Living in the Shadow of 9/114 min read

by Jude Prestidge ('23)
Living in the Shadow of 9/11<span class="wtr-time-wrap after-title"><span class="wtr-time-number">4</span> min read</span>
Reading Time: 3 minutes


The tragedy of 9/11 occurred three years before I was born. Although I was not alive during the suicide bombing of the World Trade Center or the later attempted bombings on the Pentagon, the devastation of the attacks was still a very real and present concept to me.

I remember my parents and grandparents recalling exactly where they were when the news was broadcast across the country, the news that America, the country we had felt so safe and secure in for so long, was now under obvious attack. A particular story that I remember was from my grandmother. She told me that when the World Trade center was attacked, she was teaching at an elementary school. All activities for the day had come to an abrupt halt as everyone gathered around small box TVs, watching in horror and disbelief as the pillaring smoke gathered above New York City. School ended early that day as students and faculty were sent home to support and be supported by their families.

A student solemnly stands at the gate that guards the crash site of Flight 93 in Stoystown, PA.

A student solemnly stands at the gate that guards the crash site of Flight 93 in Stoystown, PA.

As a teacher at the school, my grandmother waited with her students as parents arrived to take their children home. Although everyone was filled with a sudden sense of fear and uncertainty, one student was particularly affected. The student’s father had been scheduled to be on that plane; on one of the planes that had crashed into the World Trade Center. My grandmother was stricken with grief when she heard the news, but much to her surprise, the student seemed very at peace. The student reassured my grandmother, commenting that he knew that God had His hand of protection over his father and that everything would be okay. It wasn’t until later that the student’s family received the news that their father had miraculously missed his flight and had not boarded the plane that would eventually crash into the World Trade Center.

When I hear this story, I am particularly moved, not only by the student’s faith but also by the miraculous sparing of the student’s father. The story is a reminder to me that although the attacks caused the grieving of the entire nation, there were those who were directly affected. Every one of those passengers on those planes would be missed by someone, and every victim of that bombing had family or friends that would grieve on account of their absence.

The events that occurred on 9/11 seemed to me like they had always been a part of America’s history, just like how I thought airport security checks had always been a necessity, and the possibility of someone taking a bomb onto a plane had always been a rational concern. I realize now, however, that for my parents and many of the adults in my life, 9/11 changed a lot of things and some things that seem customary to me because I was born after the bombings were new to them because they lived through them. All things considered, the more I learn about these bombings the more I am incredibly sobered. I may not have lived through it, or even near the time it happened, but there will never be a day when I forget what happened on September 11th, nor a minute when I see that the time is 9:11 exactly and don’t shudder thinking back on the horrific tragedy that hurled my entire nation into grief.
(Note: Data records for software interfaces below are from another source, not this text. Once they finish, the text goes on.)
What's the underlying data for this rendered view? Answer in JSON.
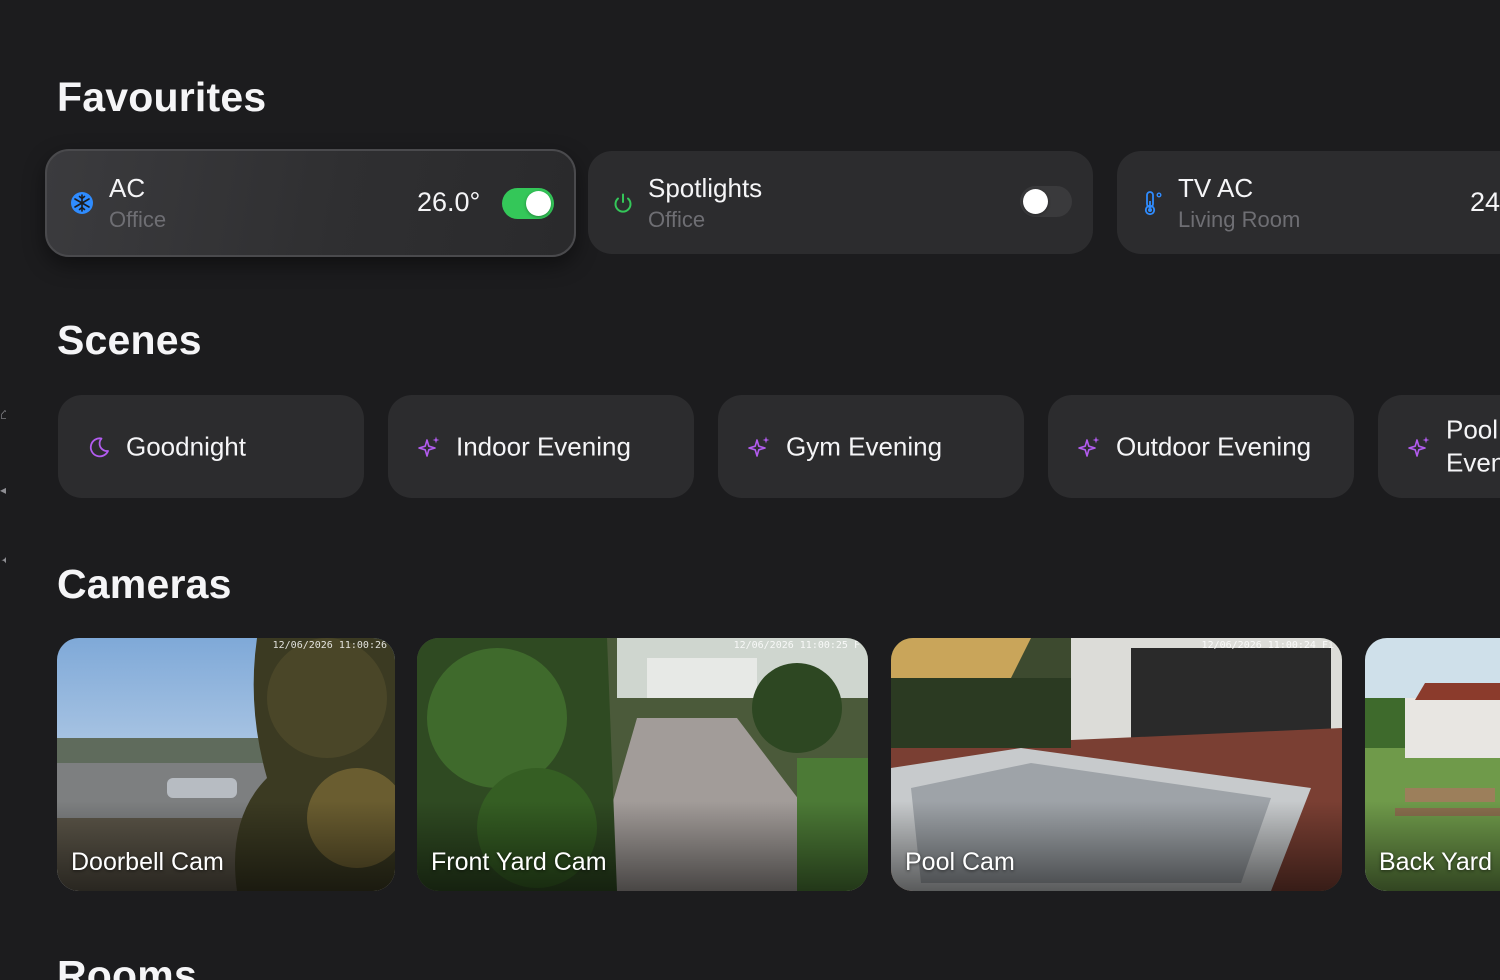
{
  "sections": {
    "favourites": "Favourites",
    "scenes": "Scenes",
    "cameras": "Cameras",
    "rooms": "Rooms"
  },
  "favourites": [
    {
      "name": "AC",
      "room": "Office",
      "value": "26.0°",
      "toggle": "on",
      "icon": "snowflake-icon"
    },
    {
      "name": "Spotlights",
      "room": "Office",
      "toggle": "off",
      "icon": "power-icon"
    },
    {
      "name": "TV AC",
      "room": "Living Room",
      "value": "24",
      "icon": "thermometer-icon"
    }
  ],
  "scenes": [
    {
      "label": "Goodnight",
      "icon": "moon-icon"
    },
    {
      "label": "Indoor Evening",
      "icon": "sparkles-icon"
    },
    {
      "label": "Gym Evening",
      "icon": "sparkles-icon"
    },
    {
      "label": "Outdoor Evening",
      "icon": "sparkles-icon"
    },
    {
      "label": "Pool Even",
      "icon": "sparkles-icon"
    }
  ],
  "cameras": [
    {
      "label": "Doorbell Cam",
      "timestamp": "12/06/2026 11:00:26"
    },
    {
      "label": "Front Yard Cam",
      "timestamp": "12/06/2026 11:00:25 F"
    },
    {
      "label": "Pool Cam",
      "timestamp": "12/06/2026 11:00:24 Fi"
    },
    {
      "label": "Back Yard",
      "timestamp": ""
    }
  ],
  "colors": {
    "background": "#1c1c1e",
    "tile": "#2c2c2e",
    "toggle_on": "#34c759",
    "scene_icon": "#b35cf0",
    "ac_icon": "#2f8cff",
    "power_icon": "#34c759"
  }
}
At Dayspring Christian Academy, students are taught Providential history, the view that God is actively involved in every aspect of life, telling His story throughout history for His plans and purposes. Consequently, students learn the rudiments of America’s Christian history, from the time of the Pilgrims to its founding, up to current times. Thinking and reasoning from God’s Word enables students to identify Truth and stand firm in their faith. Dayspring students delve deeply into the timeline of Christian history and arrive at the question, “How will God use me in His story?” To learn more, take a tour. Register online or call Karol Hasting at 717-285-2000.